I look forward to updating you on our progress throughout the year and I look forward to seeing you at our pharmaceutical business review on June 4th. Thanks everyone and have a great day.
This concludes today’s Johnson & Johnson First Quarter 2009 Earnings Conference Call. You may now disconnect.
Copyright policy: All transcripts on this site are the copyright of Seeking Alpha. However, we view them as an important resource for bloggers and journalists, and are excited to contribute to the democratization of financial information on the Internet. (Until now investors have had to pay thousands of dollars in subscription fees for transcripts.) So our reproduction policy is as follows: You may quote up to 400 words of any transcript on the condition that you attribute the transcript to Seeking Alpha and either link to the original transcript or to www.SeekingAlpha.com. All other use is prohibited.

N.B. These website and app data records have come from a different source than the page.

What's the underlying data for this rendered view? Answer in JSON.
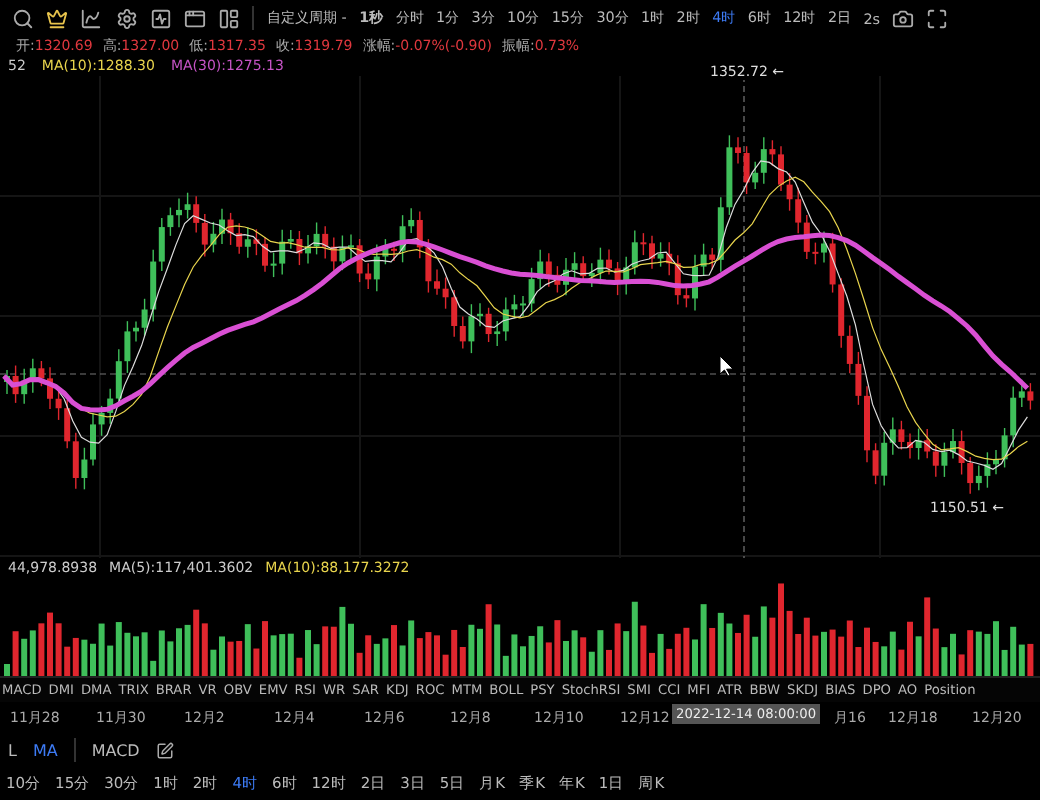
{
  "toolbar": {
    "custom_period": "自定义周期 -",
    "speed": "2s",
    "intervals": [
      {
        "label": "1秒",
        "selected": false
      },
      {
        "label": "分时",
        "selected": false
      },
      {
        "label": "1分",
        "selected": false
      },
      {
        "label": "3分",
        "selected": false
      },
      {
        "label": "10分",
        "selected": false
      },
      {
        "label": "15分",
        "selected": false
      },
      {
        "label": "30分",
        "selected": false
      },
      {
        "label": "1时",
        "selected": false
      },
      {
        "label": "2时",
        "selected": false
      },
      {
        "label": "4时",
        "selected": true
      },
      {
        "label": "6时",
        "selected": false
      },
      {
        "label": "12时",
        "selected": false
      },
      {
        "label": "2日",
        "selected": false
      }
    ]
  },
  "quote": [
    {
      "label": "开:",
      "value": "1320.69"
    },
    {
      "label": "高:",
      "value": "1327.00"
    },
    {
      "label": "低:",
      "value": "1317.35"
    },
    {
      "label": "收:",
      "value": "1319.79"
    },
    {
      "label": "涨幅:",
      "value": "-0.07%(-0.90)"
    },
    {
      "label": "振幅:",
      "value": "0.73%"
    }
  ],
  "ma_legend": [
    {
      "text": "52",
      "color": "#cccccc"
    },
    {
      "text": "MA(10):1288.30",
      "color": "#e8d44d"
    },
    {
      "text": "MA(30):1275.13",
      "color": "#c453c4"
    }
  ],
  "chart": {
    "high_label": "1352.72 ←",
    "low_label": "1150.51 ←"
  },
  "volume_legend": [
    {
      "text": "44,978.8938",
      "color": "#cccccc"
    },
    {
      "text": "MA(5):117,401.3602",
      "color": "#cccccc"
    },
    {
      "text": "MA(10):88,177.3272",
      "color": "#e8d44d"
    }
  ],
  "indicators": [
    "MACD",
    "DMI",
    "DMA",
    "TRIX",
    "BRAR",
    "VR",
    "OBV",
    "EMV",
    "RSI",
    "WR",
    "SAR",
    "KDJ",
    "ROC",
    "MTM",
    "BOLL",
    "PSY",
    "StochRSI",
    "SMI",
    "CCI",
    "MFI",
    "ATR",
    "BBW",
    "SKDJ",
    "BIAS",
    "DPO",
    "AO",
    "Position"
  ],
  "date_axis": {
    "labels": [
      "11月28",
      "11月30",
      "12月2",
      "12月4",
      "12月6",
      "12月8",
      "12月10",
      "12月12",
      "月16",
      "12月18",
      "12月20"
    ],
    "crosshair_time": "2022-12-14 08:00:00"
  },
  "indicator_tabs": [
    {
      "label": "L",
      "selected": false
    },
    {
      "label": "MA",
      "selected": true
    },
    {
      "label": "MACD",
      "selected": false
    }
  ],
  "bottom_intervals": [
    {
      "label": "10分",
      "selected": false
    },
    {
      "label": "15分",
      "selected": false
    },
    {
      "label": "30分",
      "selected": false
    },
    {
      "label": "1时",
      "selected": false
    },
    {
      "label": "2时",
      "selected": false
    },
    {
      "label": "4时",
      "selected": true
    },
    {
      "label": "6时",
      "selected": false
    },
    {
      "label": "12时",
      "selected": false
    },
    {
      "label": "2日",
      "selected": false
    },
    {
      "label": "3日",
      "selected": false
    },
    {
      "label": "5日",
      "selected": false
    },
    {
      "label": "月K",
      "selected": false
    },
    {
      "label": "季K",
      "selected": false
    },
    {
      "label": "年K",
      "selected": false
    },
    {
      "label": "1日",
      "selected": false
    },
    {
      "label": "周K",
      "selected": false
    }
  ]
}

THE INFORMATION CONTAINED HERE IS A TEXTUAL REPRESENTATION OF THE APPLICABLE COMPANY'S CONFERENCE CALL, CONFERENCE PRESENTATION OR OTHER AUDIO PRESENTATION, AND WHILE EFFORTS ARE MADE TO PROVIDE AN ACCURATE TRANSCRIPTION, THERE MAY BE MATERIAL ERRORS, OMISSIONS, OR INACCURACIES IN THE REPORTING OF THE SUBSTANCE OF THE AUDIO PRESENTATIONS. IN NO WAY DOES SEEKING ALPHA ASSUME ANY RESPONSIBILITY FOR ANY INVESTMENT OR OTHER DECISIONS MADE BASED UPON THE INFORMATION PROVIDED ON THIS WEB SITE OR IN ANY TRANSCRIPT. USERS ARE ADVISED TO REVIEW THE APPLICABLE COMPANY'S AUDIO PRESENTATION ITSELF AND THE APPLICABLE COMPANY'S SEC FILINGS BEFORE MAKING ANY INVESTMENT OR OTHER DECISIONS.
If you have any additional questions about our online transcripts, please contact us at: firstname.lastname@example.org. Thank you!